### Task brief:
All of the data that follows should be written out exactly.

:: Materials provided ::

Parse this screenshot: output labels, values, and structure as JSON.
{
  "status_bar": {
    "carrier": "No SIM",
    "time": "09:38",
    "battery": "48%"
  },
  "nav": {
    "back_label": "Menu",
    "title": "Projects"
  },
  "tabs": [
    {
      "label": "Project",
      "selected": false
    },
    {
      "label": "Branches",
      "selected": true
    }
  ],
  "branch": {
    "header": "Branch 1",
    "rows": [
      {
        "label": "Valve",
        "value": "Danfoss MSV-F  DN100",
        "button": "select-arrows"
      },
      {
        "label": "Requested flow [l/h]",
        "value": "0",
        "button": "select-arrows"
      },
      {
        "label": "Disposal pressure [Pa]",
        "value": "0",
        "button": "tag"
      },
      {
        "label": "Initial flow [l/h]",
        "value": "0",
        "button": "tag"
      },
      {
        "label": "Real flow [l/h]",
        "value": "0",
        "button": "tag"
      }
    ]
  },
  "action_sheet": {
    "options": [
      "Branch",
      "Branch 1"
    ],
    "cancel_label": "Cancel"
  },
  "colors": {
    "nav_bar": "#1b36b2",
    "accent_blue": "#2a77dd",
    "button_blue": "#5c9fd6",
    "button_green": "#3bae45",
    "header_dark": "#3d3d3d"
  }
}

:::

### Response:
Parse this screenshot: output labels, values, and structure as JSON.
{
  "status_bar": {
    "carrier": "No SIM",
    "time": "09:38",
    "battery": "48%"
  },
  "nav": {
    "back_label": "Menu",
    "title": "Projects"
  },
  "tabs": [
    {
      "label": "Project",
      "selected": false
    },
    {
      "label": "Branches",
      "selected": true
    }
  ],
  "branch": {
    "header": "Branch 1",
    "rows": [
      {
        "label": "Valve",
        "value": "Danfoss MSV-F  DN100",
        "button": "select-arrows"
      },
      {
        "label": "Requested flow [l/h]",
        "value": "0",
        "button": "select-arrows"
      },
      {
        "label": "Disposal pressure [Pa]",
        "value": "0",
        "button": "tag"
      },
      {
        "label": "Initial flow [l/h]",
        "value": "0",
        "button": "tag"
      },
      {
        "label": "Real flow [l/h]",
        "value": "0",
        "button": "tag"
      }
    ]
  },
  "action_sheet": {
    "options": [
      "Branch",
      "Branch 1"
    ],
    "cancel_label": "Cancel"
  },
  "colors": {
    "nav_bar": "#1b36b2",
    "accent_blue": "#2a77dd",
    "button_blue": "#5c9fd6",
    "button_green": "#3bae45",
    "header_dark": "#3d3d3d"
  }
}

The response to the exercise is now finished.